  3. Zoroastrianism, Buddhism, Jainism, Greek Philosophy, Confucianism, Taoism, Islam all developed during periods of competing polities (often lots of small ones). Christianity is unusual in developing within a mega empire, and took three centuries to become its religion.

  4. The steppe trade routes (way) predate the Silk Road and continued after it operated. The Silk Road was largely an agrarian state/empire route and was partly motivated by providing alternatives to the steppe route. The notion that the Han/Parthian Empires spontaneously decided that trade would be a great idea and then created it makes much less sense than they tried to set up direct routes to reduce the influence of the steppe peoples,

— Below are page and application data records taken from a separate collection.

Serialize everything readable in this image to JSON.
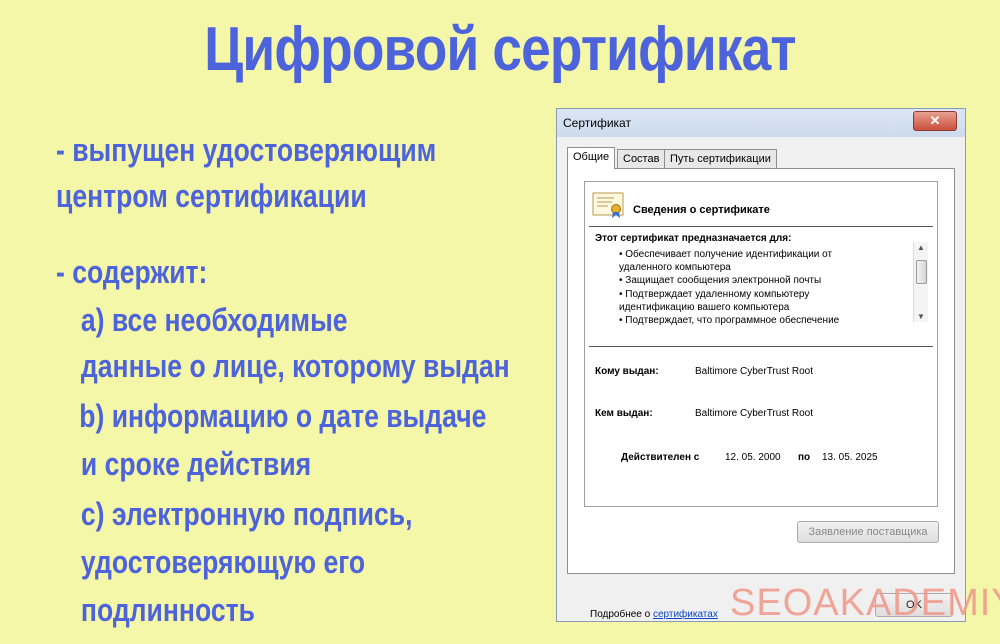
{
  "title": "Цифровой сертификат",
  "bullets": {
    "b1_line1": "- выпущен удостоверяющим",
    "b1_line2": "центром сертификации",
    "b2_head": "- содержит:",
    "a_line1": "a) все необходимые",
    "a_line2": "данные о лице, которому выдан",
    "b_line1": "b) информацию о дате выдаче",
    "b_line2": "и сроке действия",
    "c_line1": "c) электронную подпись,",
    "c_line2": "удостоверяющую его",
    "c_line3": "подлинность"
  },
  "dialog": {
    "title": "Сертификат",
    "close_label": "✕",
    "tabs": [
      "Общие",
      "Состав",
      "Путь сертификации"
    ],
    "header": "Сведения о сертификате",
    "purpose_label": "Этот сертификат предназначается для:",
    "purposes": [
      "• Обеспечивает получение идентификации от",
      "удаленного компьютера",
      "• Защищает сообщения электронной почты",
      "• Подтверждает удаленному компьютеру",
      "идентификацию вашего компьютера",
      "• Подтверждает, что программное обеспечение"
    ],
    "issued_to_label": "Кому выдан:",
    "issued_to": "Baltimore CyberTrust Root",
    "issued_by_label": "Кем выдан:",
    "issued_by": "Baltimore CyberTrust Root",
    "valid_from_label": "Действителен с",
    "valid_from": "12. 05. 2000",
    "valid_to_label": "по",
    "valid_to": "13. 05. 2025",
    "issuer_statement_button": "Заявление поставщика",
    "more_prefix": "Подробнее о",
    "more_link": "сертификатах",
    "ok_button": "OK"
  },
  "watermark": "SEOAKADEMIYA",
  "colors": {
    "background": "#f5f7a8",
    "accent": "#4d63dc",
    "link": "#0b44c8"
  }
}
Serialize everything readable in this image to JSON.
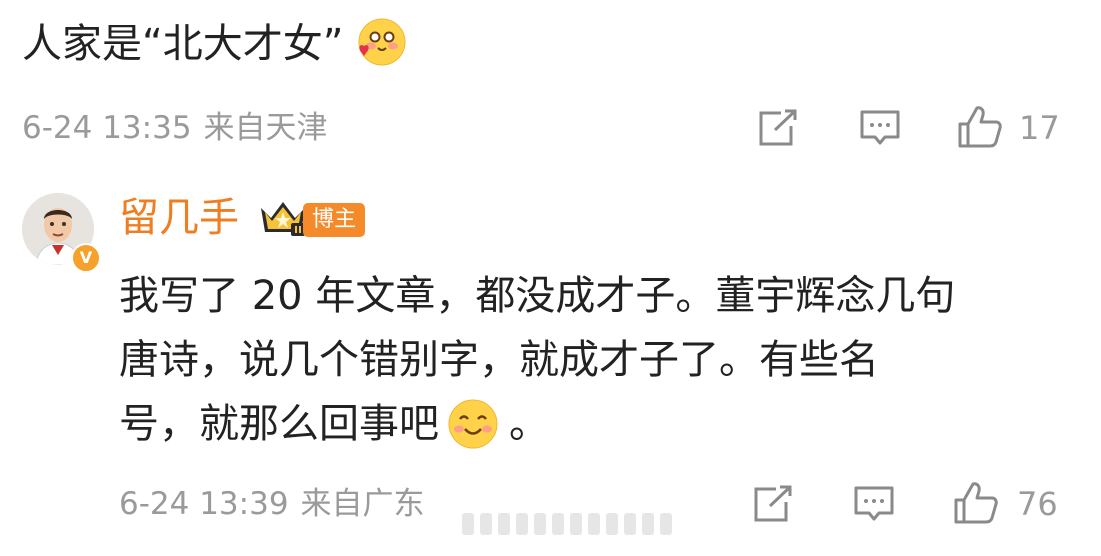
{
  "top_comment": {
    "text": "人家是“北大才女”",
    "emoji_icon": "blush-heart-emoji",
    "date": "6-24 13:35",
    "location": "来自天津",
    "like_count": "17"
  },
  "reply": {
    "username": "留几手",
    "username_color": "#ef7d22",
    "badge_label": "博主",
    "verified_mark": "V",
    "lines": [
      "我写了 20 年文章，都没成才子。董宇辉念几句",
      "唐诗，说几个错别字，就成才子了。有些名",
      "号，就那么回事吧"
    ],
    "line3_tail": "。",
    "emoji_icon": "smile-emoji",
    "date": "6-24 13:39",
    "location": "来自广东",
    "like_count": "76"
  }
}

  5. Sounds good to me–I’ll have to think–but let me unpack Chinese religion a little. Confucius explicitly did not talk about it: his only comment on it was when he was asked about life after death he said “you do not yet know about life, so don’t ask about death [till you do].” He was also famous for NOT talking about ghosts and spirits. Daoism also began as statecraft and political philosophy, not religion. Both became “religious” in the Han Dynasty (400 years after Conf) when the Han rulers found it expedient to fuse the state religion with Confucianism–tyranny in a Confucian shell, basically–and both the rulers and the ruled fused Daoism with folk religion for a lot of reasons. The folk and state religions were both thousands of years old by then, and developed slowly and steadily thereafter, incorporating a lot of Buddhism, etc., over the centuries.
    There really is a fundamental difference between east and south Asian religions and the “Abrahamic” ones of the west–the eastern ones are inclusive rather than exclusive. They are not only polytheist, they are perfectly happy to incorporate new gods. I have seen Chinese worshipers incorporating little images of Jesus, Mary, etc. in their shrines, along with Confucius, Laozi, and so on.
    Morality in east Asia has thus been partially separate from religion–the folk religion has it and Buddhism is an intensely moral religion, but the main moral current is, broadly, Confucian, and thus not really religious, even in the eyes of some of the moderns who worship Confucius. So it’s sort of hard to talk of some sort of tight link between a particular “religion” and a particular morality.
    I would also like to reaffirm my earlier comment that traditional tribal religions have plenty of morality! Far from being invented by the world religions, some of them have backed away from a lot of earlier morality–specifically, Christianity has backed away from morality about the environment. Though some are trying to bring it back in.